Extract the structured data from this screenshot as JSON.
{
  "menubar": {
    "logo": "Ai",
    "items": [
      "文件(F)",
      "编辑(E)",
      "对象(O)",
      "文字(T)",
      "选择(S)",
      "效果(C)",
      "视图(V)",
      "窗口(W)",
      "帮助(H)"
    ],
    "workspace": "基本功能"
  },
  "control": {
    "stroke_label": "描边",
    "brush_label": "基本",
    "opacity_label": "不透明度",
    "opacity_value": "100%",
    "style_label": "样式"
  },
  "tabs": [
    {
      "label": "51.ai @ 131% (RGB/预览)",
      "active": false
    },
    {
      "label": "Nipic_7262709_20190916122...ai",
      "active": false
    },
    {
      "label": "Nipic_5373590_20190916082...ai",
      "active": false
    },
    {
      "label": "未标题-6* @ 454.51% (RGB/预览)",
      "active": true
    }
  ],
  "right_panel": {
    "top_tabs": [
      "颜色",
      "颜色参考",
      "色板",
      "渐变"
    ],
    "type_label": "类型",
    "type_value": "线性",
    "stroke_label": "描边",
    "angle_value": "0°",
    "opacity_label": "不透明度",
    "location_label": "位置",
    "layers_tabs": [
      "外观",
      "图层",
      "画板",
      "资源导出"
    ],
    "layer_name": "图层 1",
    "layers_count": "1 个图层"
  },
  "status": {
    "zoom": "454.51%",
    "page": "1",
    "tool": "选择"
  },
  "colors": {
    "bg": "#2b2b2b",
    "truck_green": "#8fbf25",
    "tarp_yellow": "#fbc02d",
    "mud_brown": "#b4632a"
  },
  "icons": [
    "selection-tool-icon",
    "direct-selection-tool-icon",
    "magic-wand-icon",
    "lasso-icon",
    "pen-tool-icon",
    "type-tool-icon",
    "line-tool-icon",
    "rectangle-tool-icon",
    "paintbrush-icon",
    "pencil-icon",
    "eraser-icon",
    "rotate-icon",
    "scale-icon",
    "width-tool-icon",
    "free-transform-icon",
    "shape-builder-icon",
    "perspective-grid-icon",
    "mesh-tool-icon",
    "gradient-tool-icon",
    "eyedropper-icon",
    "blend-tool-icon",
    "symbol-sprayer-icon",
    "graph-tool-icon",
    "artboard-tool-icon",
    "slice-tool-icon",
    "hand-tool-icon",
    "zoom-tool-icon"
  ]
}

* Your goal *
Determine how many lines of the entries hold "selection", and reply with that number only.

* Output for this exercise *
2